Too fit to be tired - The Province

Both sides dismiss travel fatigue talk
Marc Weber
Travel shmavel.

Both the Vancouver Whitecaps and Montreal Impact are playing down the potential influence that Montreal's hectic schedule will have on this weekend's USL First Division semifinal.

The Impact were in Honduras on Wednesday night for a CONCACAF Champions League victory. They flew home Thursday for tonight's first leg against Vancouver at Saputo Stadium, and the return leg is Sunday at Swangard Stadium.

To the surprise of many, their frequent flyer miles haven't caught up to them on the scoresheet. Montreal climbed from 10th in USL-1 to third in the final two months of the regular season, and they lead Group C in Champions League play.

"Travel won't play that big a role in this series," said Whitecaps defender Jeff Clarke. "They're a quality team, whether they're playing three games in five days or a game every week.

"It took them a while to find their rhythm, but the last 15 to 20 games they've been top three in this league and it's no surprise to me."
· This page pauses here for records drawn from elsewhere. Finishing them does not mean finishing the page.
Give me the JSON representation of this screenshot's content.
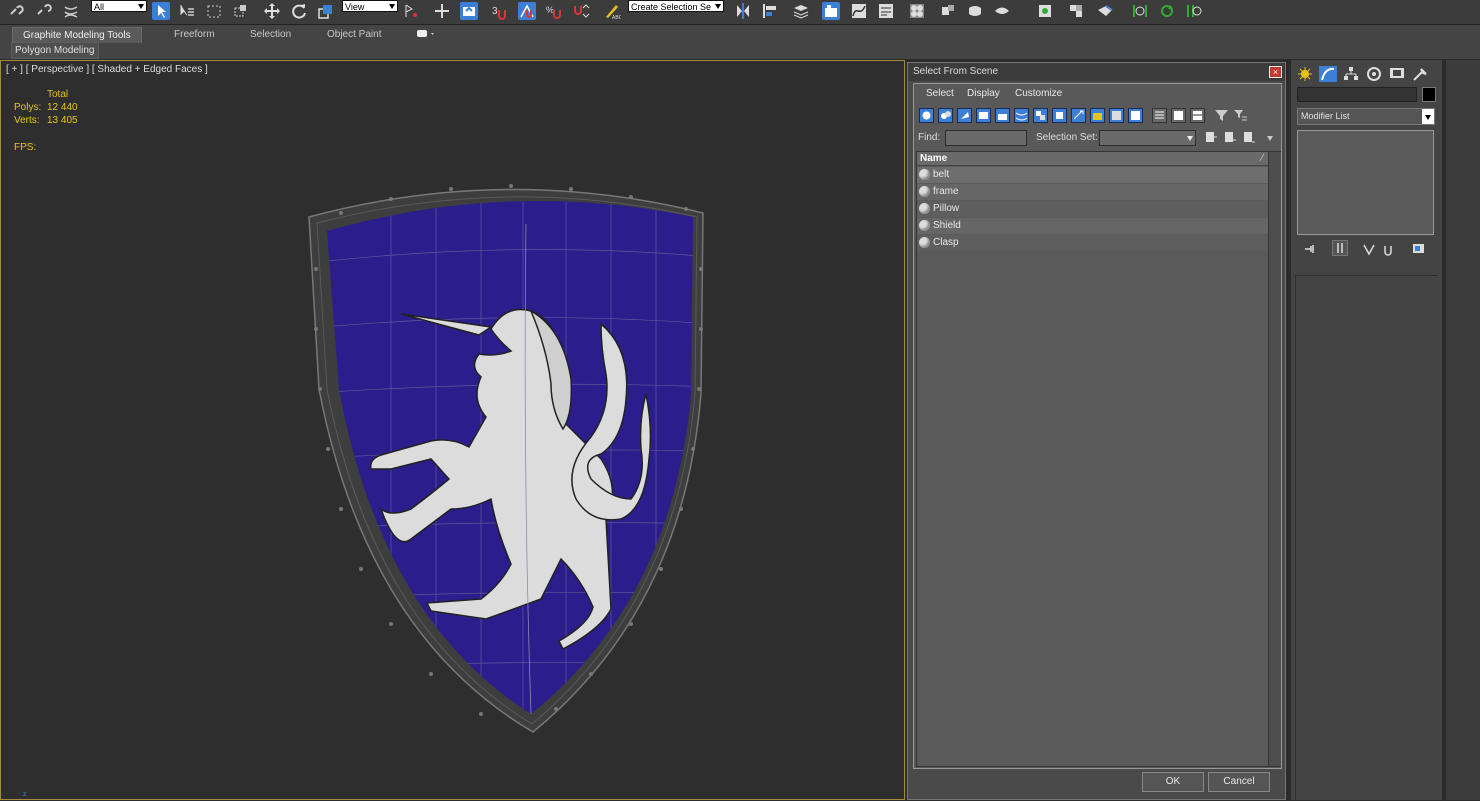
{
  "toolbar": {
    "selection_filter": "All",
    "reference_coord": "View",
    "named_selection_placeholder": "Create Selection Se"
  },
  "ribbon": {
    "tabs": [
      "Graphite Modeling Tools",
      "Freeform",
      "Selection",
      "Object Paint"
    ],
    "subtab": "Polygon Modeling"
  },
  "viewport": {
    "label": "[ + ] [ Perspective ] [ Shaded + Edged Faces ]",
    "stats": {
      "total_label": "Total",
      "polys_label": "Polys:",
      "polys_value": "12 440",
      "verts_label": "Verts:",
      "verts_value": "13 405",
      "fps_label": "FPS:"
    },
    "axis_label": "z"
  },
  "dialog": {
    "title": "Select From Scene",
    "menu": [
      "Select",
      "Display",
      "Customize"
    ],
    "find_label": "Find:",
    "selection_set_label": "Selection Set:",
    "list_header": "Name",
    "objects": [
      "belt",
      "frame",
      "Pillow",
      "Shield",
      "Clasp"
    ],
    "ok_label": "OK",
    "cancel_label": "Cancel"
  },
  "command_panel": {
    "modifier_list": "Modifier List"
  },
  "colors": {
    "shield_blue": "#2b1d8c",
    "highlight": "#3b7fd6",
    "viewport_stats": "#e8c320"
  }
}
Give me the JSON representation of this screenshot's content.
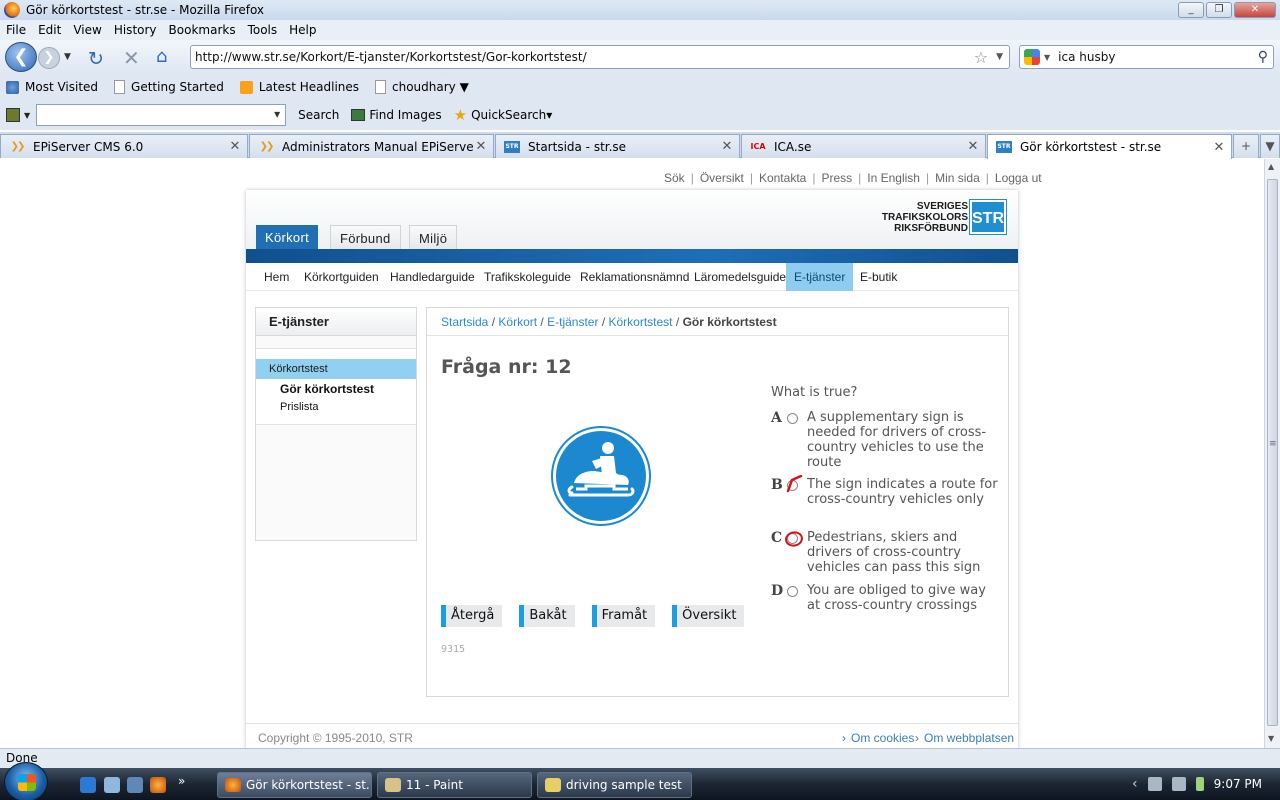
{
  "window": {
    "title": "Gör körkortstest - str.se - Mozilla Firefox",
    "buttons": [
      "_",
      "❐",
      "✕"
    ]
  },
  "menu": [
    "File",
    "Edit",
    "View",
    "History",
    "Bookmarks",
    "Tools",
    "Help"
  ],
  "nav": {
    "url": "http://www.str.se/Korkort/E-tjanster/Korkortstest/Gor-korkortstest/",
    "search_value": "ica husby"
  },
  "bookmarks": [
    "Most Visited",
    "Getting Started",
    "Latest Headlines",
    "choudhary ▼"
  ],
  "toolbar2": {
    "search": "Search",
    "find_images": "Find Images",
    "quicksearch": "QuickSearch▾"
  },
  "tabs": [
    {
      "label": "EPiServer CMS 6.0",
      "icon": "episerver-icon"
    },
    {
      "label": "Administrators Manual EPiServer C...",
      "icon": "episerver-icon"
    },
    {
      "label": "Startsida - str.se",
      "icon": "str-icon"
    },
    {
      "label": "ICA.se",
      "icon": "ica-icon"
    },
    {
      "label": "Gör körkortstest - str.se",
      "icon": "str-icon",
      "active": true
    }
  ],
  "page": {
    "toplinks": [
      "Sök",
      "Översikt",
      "Kontakta",
      "Press",
      "In English",
      "Min sida",
      "Logga ut"
    ],
    "main_tabs": [
      "Körkort",
      "Förbund",
      "Miljö"
    ],
    "logo": {
      "line1": "SVERIGES",
      "line2": "TRAFIKSKOLORS",
      "line3": "RIKSFÖRBUND",
      "mark": "STR"
    },
    "subnav": [
      "Hem",
      "Körkortguiden",
      "Handledarguide",
      "Trafikskoleguide",
      "Reklamationsnämnd",
      "Läromedelsguide",
      "E-tjänster",
      "E-butik"
    ],
    "sidebar": {
      "title": "E-tjänster",
      "selected": "Körkortstest",
      "sub_active": "Gör körkortstest",
      "sub": "Prislista"
    },
    "breadcrumb": {
      "items": [
        "Startsida",
        "Körkort",
        "E-tjänster",
        "Körkortstest"
      ],
      "current": "Gör körkortstest",
      "sep": "/"
    },
    "question": {
      "heading": "Fråga nr: 12",
      "prompt": "What is true?",
      "options": [
        {
          "letter": "A",
          "text": "A supplementary sign is needed for drivers of cross-country vehicles to use the route"
        },
        {
          "letter": "B",
          "text": "The sign indicates a route for cross-country vehicles only"
        },
        {
          "letter": "C",
          "text": "Pedestrians, skiers and drivers of cross-country vehicles can pass this sign"
        },
        {
          "letter": "D",
          "text": "You are obliged to give way at cross-country crossings"
        }
      ]
    },
    "buttons": [
      "Återgå",
      "Bakåt",
      "Framåt",
      "Översikt"
    ],
    "code": "9315",
    "footer": {
      "copyright": "Copyright © 1995-2010, STR",
      "links": [
        "Om cookies",
        "Om webbplatsen"
      ]
    }
  },
  "status": "Done",
  "taskbar": {
    "tasks": [
      "Gör körkortstest - st...",
      "11 - Paint",
      "driving sample test"
    ],
    "clock": "9:07 PM"
  }
}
Depth has been key for the Impact with head coach John Limniatis rotating through a group that numbers in the mid-20s. And winning, said Impact forward Joey Gjertsen, wipes away the pain of punished legs.

"Even last round [against Seattle in the USL-1 quarterfinal] people were saying that we were at a disadvantage," said Gjertsen, a former Whitecap. "But I think we're using it in our favour right now. We've been kind of immune to the effects of the travel and we're using the momentum in our favour.

"I actually like the fact we have so many games. We haven't hit a wall yet and I don't see that happening."

The Whitecaps, no doubt, would trade places with the Impact in a heartbeat. It was Vancouver's two losses to Montreal -- and their strong performances against Toronto FC -- in Nutrilite Canadian Championship action that opened the door for the Impact to enjoy a taste of international success.

A series win this weekend for the Whitecaps would serve as a little redemption.

"That is painful," Caps coach Teitur Thordarson acknowledged of watching the Impact's Champions League success. "I'm happy for them as it shows the quality of our league, but we would gladly be in their place.

"We cannot rely on them being tired," he said of the semifinal. "We will focus on playing our best game possible."

As the second seed, Vancouver had the choice of starting at home or away. They elected to open in Montreal, the opposite of how they strategized in their quarterfinal against Minnesota, a 5-4 aggregate win that almost slipped away.

Part of the reasoning was that Montreal, coming from Honduras, had to travel a long distance either way, so why not take the second leg at home?

Whitecaps forward Charles Gbeke -- traded from Montreal for Tony Donatelli in a late June deal -- couldn't wait to make his return to Saputo Stadium tonight.

"Eddie [Sebrango] turned to me in Minnesota [when word came that Montreal had knocked off Seattle] and said, 'Charlie, I think your dream is about to come true,'" said Gbeke.

"I think if we stay disciplined tactically we're going to beat them."

© The Vancouver Province 2008